The beds lie empty and waiting, blankets folded with military precision. The walls sport fresh paint in cheerful mint green and yellow.
All that's missing are the patients.
As Crownsville State Hospital prepares for the psychiatric victims of war, a foreboding hangs over the renovated rooms.
"We just hope the war doesn't last long enough for many soldiers to become patients," said hospital administrator Richmond Manigault.
The hospitalis prepared to accommodate up to 90 soldiers suffering from illnesses such as depression, anxiety or schizophrenia, Manigault said.
The hospital center has been on standby since February in the event that military hospitals such as the Walter Reed Medical Center in Washington can't handle all the wounded.
Crownsville is one of 31 Maryland hospitals participating in the National Disaster Medical System, an emergency plan to treat the wounded in major disasters.
The system is a federal agency that coordinates the evacuation and transport of patients to hospitals during wars or disasters.
The hospital center has never received patients during a war, Manigault said.
Butthe preparation has heightened an esprit de corps among staff and medical workers, hospital officials say.
"With having this here, a lot of staff feel like they're directly involved in the war effort," said Helen Ladue, assistant superintendent.
Workers have pitched into renovate a vacant hospital building, scrubbing, patching up and painting.
Now, wards of beds, a sitting room and a dining room are ready, lacking only last-minute touches like new books and fresh flowers.
Medical personnel at Crownsville also have volunteered to workwith war patients in the event of a shortage of doctors and nurses, Manigault said.
But that shouldn't be necessary. If war casualtiesare sent to Crownsville, Maj. Constance Pope, a Crownsville nurse directing the project, would receive at least 24 hours' notice, and thefederal government would send the necessary staff.
Doctors would follow a basic regimen for war victims, with a multitreatment approach of psychiatric care, physical therapy and 24-hour on-call nursing care, along with group therapy and family therapy, said Manigault.
However, he's hoping that psychiatric patients from the gulf war willbe in better mental health than soldiers in past wars.
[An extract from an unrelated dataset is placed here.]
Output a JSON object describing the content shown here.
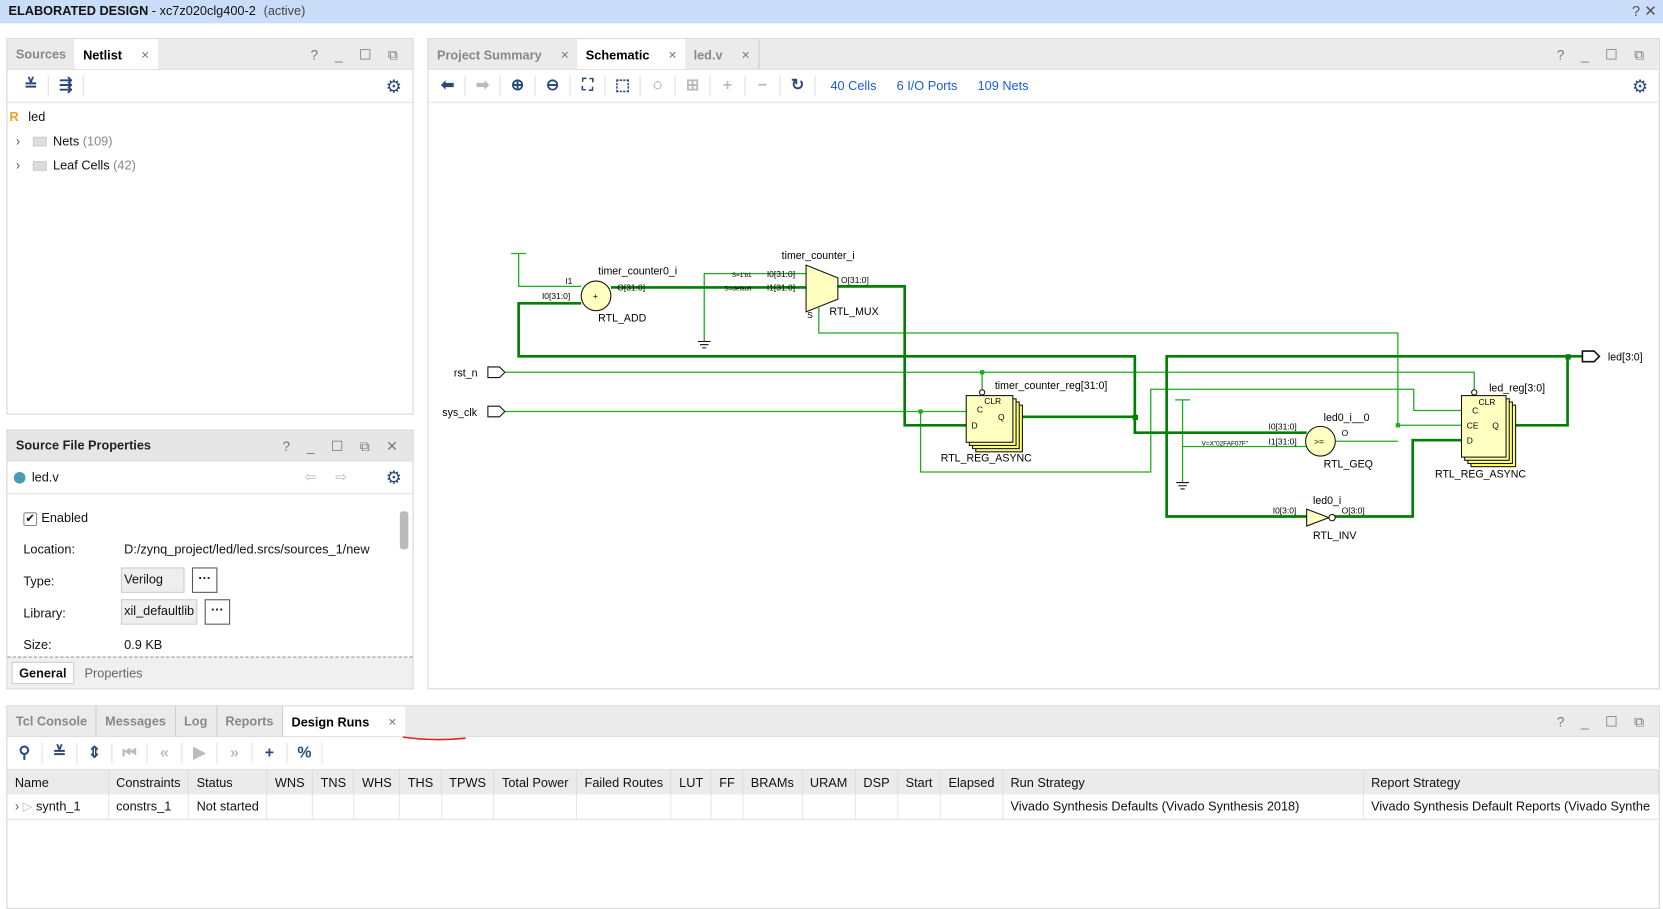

"Psych detachments, trained to deal with combat stress, are going right up to the front lines," Manigault said.
These psychiatric units offer support to soldiers before battles begin and counsel them right after conflict.
The military teams consist of psychiatrists, psychologists, social workers, neurophysical technicians and nurses -- "the whole nine yards," Manigault said.
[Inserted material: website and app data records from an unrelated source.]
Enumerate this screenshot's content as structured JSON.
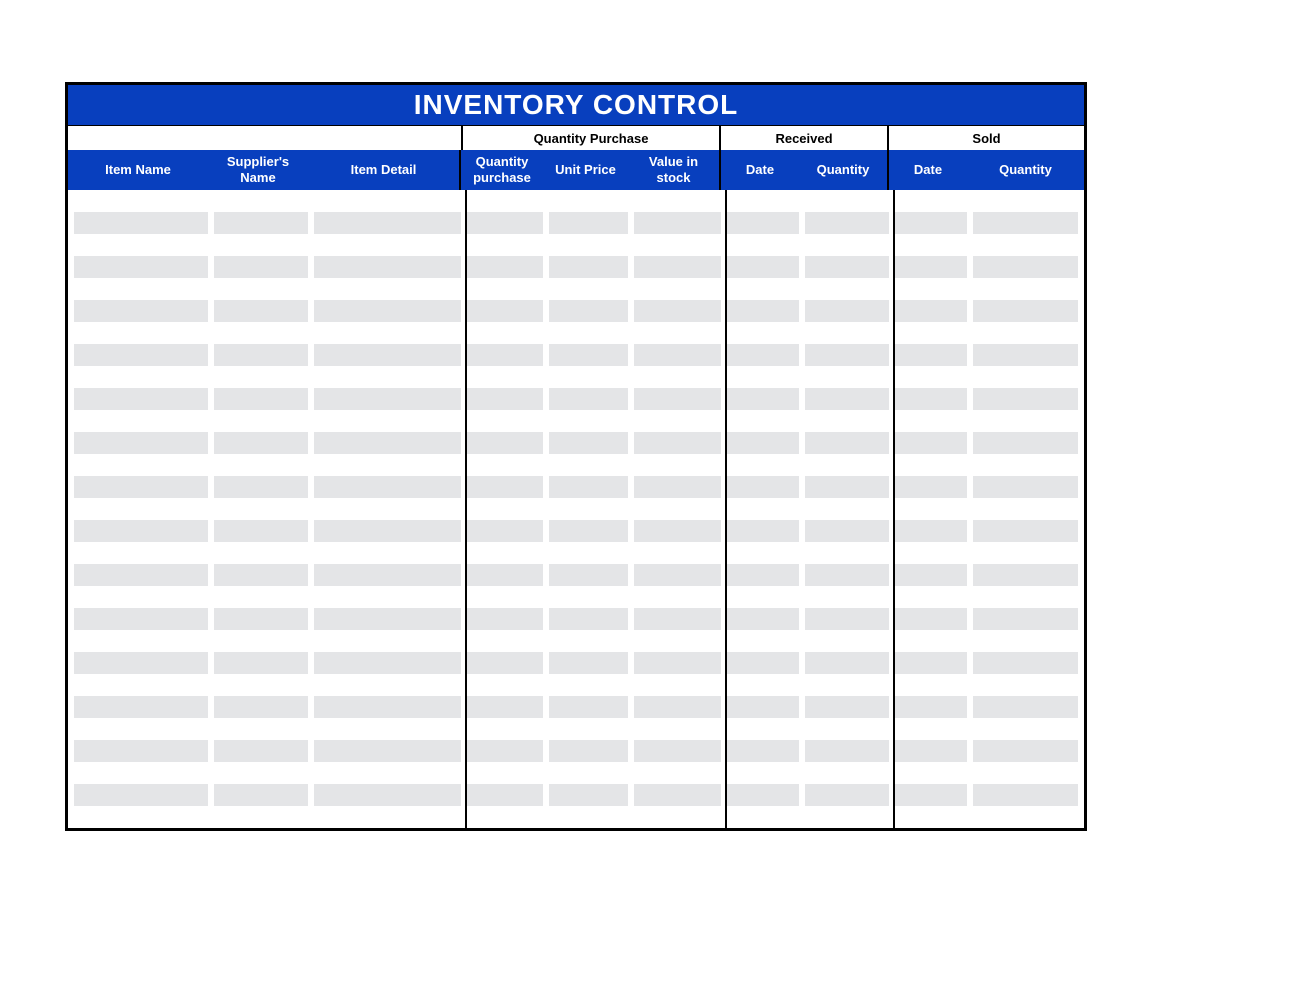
{
  "title": "INVENTORY CONTROL",
  "groupHeaders": {
    "quantityPurchase": "Quantity Purchase",
    "received": "Received",
    "sold": "Sold"
  },
  "columns": {
    "itemName": "Item Name",
    "supplierName": "Supplier's Name",
    "itemDetail": "Item Detail",
    "quantityPurchase": "Quantity purchase",
    "unitPrice": "Unit Price",
    "valueInStock": "Value in stock",
    "receivedDate": "Date",
    "receivedQty": "Quantity",
    "soldDate": "Date",
    "soldQty": "Quantity"
  },
  "rows": [
    {
      "itemName": "",
      "supplierName": "",
      "itemDetail": "",
      "quantityPurchase": "",
      "unitPrice": "",
      "valueInStock": "",
      "receivedDate": "",
      "receivedQty": "",
      "soldDate": "",
      "soldQty": ""
    },
    {
      "itemName": "",
      "supplierName": "",
      "itemDetail": "",
      "quantityPurchase": "",
      "unitPrice": "",
      "valueInStock": "",
      "receivedDate": "",
      "receivedQty": "",
      "soldDate": "",
      "soldQty": ""
    },
    {
      "itemName": "",
      "supplierName": "",
      "itemDetail": "",
      "quantityPurchase": "",
      "unitPrice": "",
      "valueInStock": "",
      "receivedDate": "",
      "receivedQty": "",
      "soldDate": "",
      "soldQty": ""
    },
    {
      "itemName": "",
      "supplierName": "",
      "itemDetail": "",
      "quantityPurchase": "",
      "unitPrice": "",
      "valueInStock": "",
      "receivedDate": "",
      "receivedQty": "",
      "soldDate": "",
      "soldQty": ""
    },
    {
      "itemName": "",
      "supplierName": "",
      "itemDetail": "",
      "quantityPurchase": "",
      "unitPrice": "",
      "valueInStock": "",
      "receivedDate": "",
      "receivedQty": "",
      "soldDate": "",
      "soldQty": ""
    },
    {
      "itemName": "",
      "supplierName": "",
      "itemDetail": "",
      "quantityPurchase": "",
      "unitPrice": "",
      "valueInStock": "",
      "receivedDate": "",
      "receivedQty": "",
      "soldDate": "",
      "soldQty": ""
    },
    {
      "itemName": "",
      "supplierName": "",
      "itemDetail": "",
      "quantityPurchase": "",
      "unitPrice": "",
      "valueInStock": "",
      "receivedDate": "",
      "receivedQty": "",
      "soldDate": "",
      "soldQty": ""
    },
    {
      "itemName": "",
      "supplierName": "",
      "itemDetail": "",
      "quantityPurchase": "",
      "unitPrice": "",
      "valueInStock": "",
      "receivedDate": "",
      "receivedQty": "",
      "soldDate": "",
      "soldQty": ""
    },
    {
      "itemName": "",
      "supplierName": "",
      "itemDetail": "",
      "quantityPurchase": "",
      "unitPrice": "",
      "valueInStock": "",
      "receivedDate": "",
      "receivedQty": "",
      "soldDate": "",
      "soldQty": ""
    },
    {
      "itemName": "",
      "supplierName": "",
      "itemDetail": "",
      "quantityPurchase": "",
      "unitPrice": "",
      "valueInStock": "",
      "receivedDate": "",
      "receivedQty": "",
      "soldDate": "",
      "soldQty": ""
    },
    {
      "itemName": "",
      "supplierName": "",
      "itemDetail": "",
      "quantityPurchase": "",
      "unitPrice": "",
      "valueInStock": "",
      "receivedDate": "",
      "receivedQty": "",
      "soldDate": "",
      "soldQty": ""
    },
    {
      "itemName": "",
      "supplierName": "",
      "itemDetail": "",
      "quantityPurchase": "",
      "unitPrice": "",
      "valueInStock": "",
      "receivedDate": "",
      "receivedQty": "",
      "soldDate": "",
      "soldQty": ""
    },
    {
      "itemName": "",
      "supplierName": "",
      "itemDetail": "",
      "quantityPurchase": "",
      "unitPrice": "",
      "valueInStock": "",
      "receivedDate": "",
      "receivedQty": "",
      "soldDate": "",
      "soldQty": ""
    },
    {
      "itemName": "",
      "supplierName": "",
      "itemDetail": "",
      "quantityPurchase": "",
      "unitPrice": "",
      "valueInStock": "",
      "receivedDate": "",
      "receivedQty": "",
      "soldDate": "",
      "soldQty": ""
    },
    {
      "itemName": "",
      "supplierName": "",
      "itemDetail": "",
      "quantityPurchase": "",
      "unitPrice": "",
      "valueInStock": "",
      "receivedDate": "",
      "receivedQty": "",
      "soldDate": "",
      "soldQty": ""
    },
    {
      "itemName": "",
      "supplierName": "",
      "itemDetail": "",
      "quantityPurchase": "",
      "unitPrice": "",
      "valueInStock": "",
      "receivedDate": "",
      "receivedQty": "",
      "soldDate": "",
      "soldQty": ""
    },
    {
      "itemName": "",
      "supplierName": "",
      "itemDetail": "",
      "quantityPurchase": "",
      "unitPrice": "",
      "valueInStock": "",
      "receivedDate": "",
      "receivedQty": "",
      "soldDate": "",
      "soldQty": ""
    },
    {
      "itemName": "",
      "supplierName": "",
      "itemDetail": "",
      "quantityPurchase": "",
      "unitPrice": "",
      "valueInStock": "",
      "receivedDate": "",
      "receivedQty": "",
      "soldDate": "",
      "soldQty": ""
    },
    {
      "itemName": "",
      "supplierName": "",
      "itemDetail": "",
      "quantityPurchase": "",
      "unitPrice": "",
      "valueInStock": "",
      "receivedDate": "",
      "receivedQty": "",
      "soldDate": "",
      "soldQty": ""
    },
    {
      "itemName": "",
      "supplierName": "",
      "itemDetail": "",
      "quantityPurchase": "",
      "unitPrice": "",
      "valueInStock": "",
      "receivedDate": "",
      "receivedQty": "",
      "soldDate": "",
      "soldQty": ""
    },
    {
      "itemName": "",
      "supplierName": "",
      "itemDetail": "",
      "quantityPurchase": "",
      "unitPrice": "",
      "valueInStock": "",
      "receivedDate": "",
      "receivedQty": "",
      "soldDate": "",
      "soldQty": ""
    },
    {
      "itemName": "",
      "supplierName": "",
      "itemDetail": "",
      "quantityPurchase": "",
      "unitPrice": "",
      "valueInStock": "",
      "receivedDate": "",
      "receivedQty": "",
      "soldDate": "",
      "soldQty": ""
    },
    {
      "itemName": "",
      "supplierName": "",
      "itemDetail": "",
      "quantityPurchase": "",
      "unitPrice": "",
      "valueInStock": "",
      "receivedDate": "",
      "receivedQty": "",
      "soldDate": "",
      "soldQty": ""
    },
    {
      "itemName": "",
      "supplierName": "",
      "itemDetail": "",
      "quantityPurchase": "",
      "unitPrice": "",
      "valueInStock": "",
      "receivedDate": "",
      "receivedQty": "",
      "soldDate": "",
      "soldQty": ""
    },
    {
      "itemName": "",
      "supplierName": "",
      "itemDetail": "",
      "quantityPurchase": "",
      "unitPrice": "",
      "valueInStock": "",
      "receivedDate": "",
      "receivedQty": "",
      "soldDate": "",
      "soldQty": ""
    },
    {
      "itemName": "",
      "supplierName": "",
      "itemDetail": "",
      "quantityPurchase": "",
      "unitPrice": "",
      "valueInStock": "",
      "receivedDate": "",
      "receivedQty": "",
      "soldDate": "",
      "soldQty": ""
    },
    {
      "itemName": "",
      "supplierName": "",
      "itemDetail": "",
      "quantityPurchase": "",
      "unitPrice": "",
      "valueInStock": "",
      "receivedDate": "",
      "receivedQty": "",
      "soldDate": "",
      "soldQty": ""
    },
    {
      "itemName": "",
      "supplierName": "",
      "itemDetail": "",
      "quantityPurchase": "",
      "unitPrice": "",
      "valueInStock": "",
      "receivedDate": "",
      "receivedQty": "",
      "soldDate": "",
      "soldQty": ""
    },
    {
      "itemName": "",
      "supplierName": "",
      "itemDetail": "",
      "quantityPurchase": "",
      "unitPrice": "",
      "valueInStock": "",
      "receivedDate": "",
      "receivedQty": "",
      "soldDate": "",
      "soldQty": ""
    }
  ]
}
"Soldiers will be immediately counseled. There's no record of this being done that close to the line in previous wars," he explained.
Manigault's 24-year-old niece, Michelle, is overseas with one such psychiatric team, the 531st Psychiatric Detachment Unit of Baltimore.
In a letter to her uncle dated Jan. 24, the young woman expressed concern about the allies' lack of rain boots and joked about the driving habits of the Saudis.
But she wasn't jesting about the mission of her unit, stationed near the Iraqi border in northern Saudi Arabia.
Teams from her unit have been traveling to the edges of the fighting to aid soldiers, she wrote.
"We pray for peace constantly," she ended her letter. "I guess we should also pray for safety."